### DATASET EXCERPTS
※

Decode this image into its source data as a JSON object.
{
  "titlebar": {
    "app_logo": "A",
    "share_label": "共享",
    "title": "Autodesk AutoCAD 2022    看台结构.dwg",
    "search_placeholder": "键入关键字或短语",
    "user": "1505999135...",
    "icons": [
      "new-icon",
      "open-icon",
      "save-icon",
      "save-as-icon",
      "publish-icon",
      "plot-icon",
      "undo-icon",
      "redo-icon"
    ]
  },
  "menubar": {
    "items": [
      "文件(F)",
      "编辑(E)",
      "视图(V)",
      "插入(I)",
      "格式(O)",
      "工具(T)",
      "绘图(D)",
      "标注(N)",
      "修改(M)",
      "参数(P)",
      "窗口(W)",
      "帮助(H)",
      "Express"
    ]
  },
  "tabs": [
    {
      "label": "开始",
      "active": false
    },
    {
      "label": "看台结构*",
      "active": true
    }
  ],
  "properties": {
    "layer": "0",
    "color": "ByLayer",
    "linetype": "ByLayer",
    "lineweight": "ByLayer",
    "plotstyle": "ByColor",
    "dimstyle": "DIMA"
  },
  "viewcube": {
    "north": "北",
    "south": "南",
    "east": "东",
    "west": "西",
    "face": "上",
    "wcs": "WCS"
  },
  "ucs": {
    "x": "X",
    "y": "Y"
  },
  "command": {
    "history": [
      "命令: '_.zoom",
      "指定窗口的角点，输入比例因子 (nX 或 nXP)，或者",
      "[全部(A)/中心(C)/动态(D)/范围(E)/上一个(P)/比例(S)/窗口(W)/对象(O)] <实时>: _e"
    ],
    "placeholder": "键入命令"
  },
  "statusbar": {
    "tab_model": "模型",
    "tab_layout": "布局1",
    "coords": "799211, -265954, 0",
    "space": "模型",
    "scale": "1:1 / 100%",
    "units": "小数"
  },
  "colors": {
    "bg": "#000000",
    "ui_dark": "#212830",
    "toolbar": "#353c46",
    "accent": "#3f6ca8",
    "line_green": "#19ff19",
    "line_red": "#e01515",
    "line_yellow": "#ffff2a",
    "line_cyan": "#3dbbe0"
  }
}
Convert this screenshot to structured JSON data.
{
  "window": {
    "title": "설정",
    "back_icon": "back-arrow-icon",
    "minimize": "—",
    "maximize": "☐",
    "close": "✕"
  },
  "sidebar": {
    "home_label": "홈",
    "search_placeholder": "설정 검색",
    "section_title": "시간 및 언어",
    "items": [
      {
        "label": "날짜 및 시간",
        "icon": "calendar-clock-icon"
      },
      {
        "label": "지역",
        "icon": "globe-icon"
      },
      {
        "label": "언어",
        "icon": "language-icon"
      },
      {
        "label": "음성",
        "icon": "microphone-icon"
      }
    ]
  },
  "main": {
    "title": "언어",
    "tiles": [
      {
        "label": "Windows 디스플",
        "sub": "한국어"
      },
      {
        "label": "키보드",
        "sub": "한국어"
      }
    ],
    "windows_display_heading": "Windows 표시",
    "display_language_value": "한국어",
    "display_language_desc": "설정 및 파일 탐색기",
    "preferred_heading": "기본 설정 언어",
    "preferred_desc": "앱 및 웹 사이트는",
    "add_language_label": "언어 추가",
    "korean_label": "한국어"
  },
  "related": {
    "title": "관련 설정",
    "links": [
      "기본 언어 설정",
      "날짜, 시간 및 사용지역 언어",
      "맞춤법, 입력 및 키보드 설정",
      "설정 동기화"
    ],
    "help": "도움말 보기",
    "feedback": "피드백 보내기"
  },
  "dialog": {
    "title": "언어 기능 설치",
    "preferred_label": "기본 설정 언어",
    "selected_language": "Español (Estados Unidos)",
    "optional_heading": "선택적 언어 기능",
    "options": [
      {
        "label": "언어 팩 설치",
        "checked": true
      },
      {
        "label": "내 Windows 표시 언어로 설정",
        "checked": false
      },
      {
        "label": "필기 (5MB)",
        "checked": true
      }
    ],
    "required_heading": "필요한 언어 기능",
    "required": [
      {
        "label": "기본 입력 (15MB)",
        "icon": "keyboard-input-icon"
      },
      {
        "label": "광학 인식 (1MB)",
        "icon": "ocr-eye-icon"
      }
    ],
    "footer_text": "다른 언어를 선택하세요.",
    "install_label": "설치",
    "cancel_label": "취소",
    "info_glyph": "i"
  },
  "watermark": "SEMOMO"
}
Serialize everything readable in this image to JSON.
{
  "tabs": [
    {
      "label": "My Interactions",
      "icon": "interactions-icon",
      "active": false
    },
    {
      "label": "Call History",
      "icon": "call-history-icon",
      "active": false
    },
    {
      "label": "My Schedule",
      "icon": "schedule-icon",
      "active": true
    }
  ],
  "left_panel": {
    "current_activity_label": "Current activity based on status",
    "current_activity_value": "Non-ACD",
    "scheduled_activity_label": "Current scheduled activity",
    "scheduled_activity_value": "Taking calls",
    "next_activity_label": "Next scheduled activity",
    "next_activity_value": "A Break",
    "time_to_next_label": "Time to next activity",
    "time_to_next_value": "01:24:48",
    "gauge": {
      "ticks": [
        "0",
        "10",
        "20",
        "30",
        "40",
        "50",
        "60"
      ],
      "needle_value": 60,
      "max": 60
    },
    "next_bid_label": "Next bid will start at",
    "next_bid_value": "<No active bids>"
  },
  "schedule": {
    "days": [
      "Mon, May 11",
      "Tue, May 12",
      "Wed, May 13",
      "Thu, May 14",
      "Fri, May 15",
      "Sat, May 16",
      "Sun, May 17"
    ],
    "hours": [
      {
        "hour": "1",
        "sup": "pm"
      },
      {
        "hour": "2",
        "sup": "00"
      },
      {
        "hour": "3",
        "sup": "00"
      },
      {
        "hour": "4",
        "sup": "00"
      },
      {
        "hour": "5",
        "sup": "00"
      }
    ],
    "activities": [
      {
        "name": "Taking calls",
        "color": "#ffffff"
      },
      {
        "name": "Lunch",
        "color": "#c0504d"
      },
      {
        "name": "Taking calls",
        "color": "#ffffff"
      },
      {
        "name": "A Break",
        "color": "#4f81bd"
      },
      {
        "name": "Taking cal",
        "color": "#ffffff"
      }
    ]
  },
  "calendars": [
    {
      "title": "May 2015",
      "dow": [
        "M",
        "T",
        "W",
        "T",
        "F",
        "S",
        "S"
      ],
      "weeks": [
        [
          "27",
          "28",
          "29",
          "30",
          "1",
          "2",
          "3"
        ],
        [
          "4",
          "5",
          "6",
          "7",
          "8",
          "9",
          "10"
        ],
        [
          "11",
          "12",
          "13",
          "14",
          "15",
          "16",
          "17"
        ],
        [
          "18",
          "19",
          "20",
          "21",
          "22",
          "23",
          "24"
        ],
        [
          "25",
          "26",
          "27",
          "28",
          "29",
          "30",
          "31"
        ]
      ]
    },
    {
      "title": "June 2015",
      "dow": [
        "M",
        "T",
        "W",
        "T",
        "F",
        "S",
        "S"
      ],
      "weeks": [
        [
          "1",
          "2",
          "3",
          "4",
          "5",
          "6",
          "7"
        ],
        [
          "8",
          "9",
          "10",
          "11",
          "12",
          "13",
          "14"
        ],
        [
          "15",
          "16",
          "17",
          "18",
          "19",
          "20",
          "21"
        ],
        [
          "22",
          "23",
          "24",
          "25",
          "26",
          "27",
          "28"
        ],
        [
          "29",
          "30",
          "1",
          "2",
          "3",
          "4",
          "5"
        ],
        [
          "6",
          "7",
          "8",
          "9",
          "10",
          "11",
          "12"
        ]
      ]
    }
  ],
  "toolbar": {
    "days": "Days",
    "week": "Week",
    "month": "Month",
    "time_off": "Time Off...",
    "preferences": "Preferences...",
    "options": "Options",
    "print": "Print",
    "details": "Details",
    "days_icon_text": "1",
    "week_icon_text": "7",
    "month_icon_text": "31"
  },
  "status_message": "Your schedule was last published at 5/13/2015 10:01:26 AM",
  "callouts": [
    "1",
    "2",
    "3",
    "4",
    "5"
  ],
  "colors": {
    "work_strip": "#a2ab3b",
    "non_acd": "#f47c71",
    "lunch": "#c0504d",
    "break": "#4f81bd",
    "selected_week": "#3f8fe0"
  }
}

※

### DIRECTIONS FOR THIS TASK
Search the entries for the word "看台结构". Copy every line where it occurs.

### EXERCISE ANSWER
    "title": "Autodesk AutoCAD 2022    看台结构.dwg",
      "label": "看台结构*",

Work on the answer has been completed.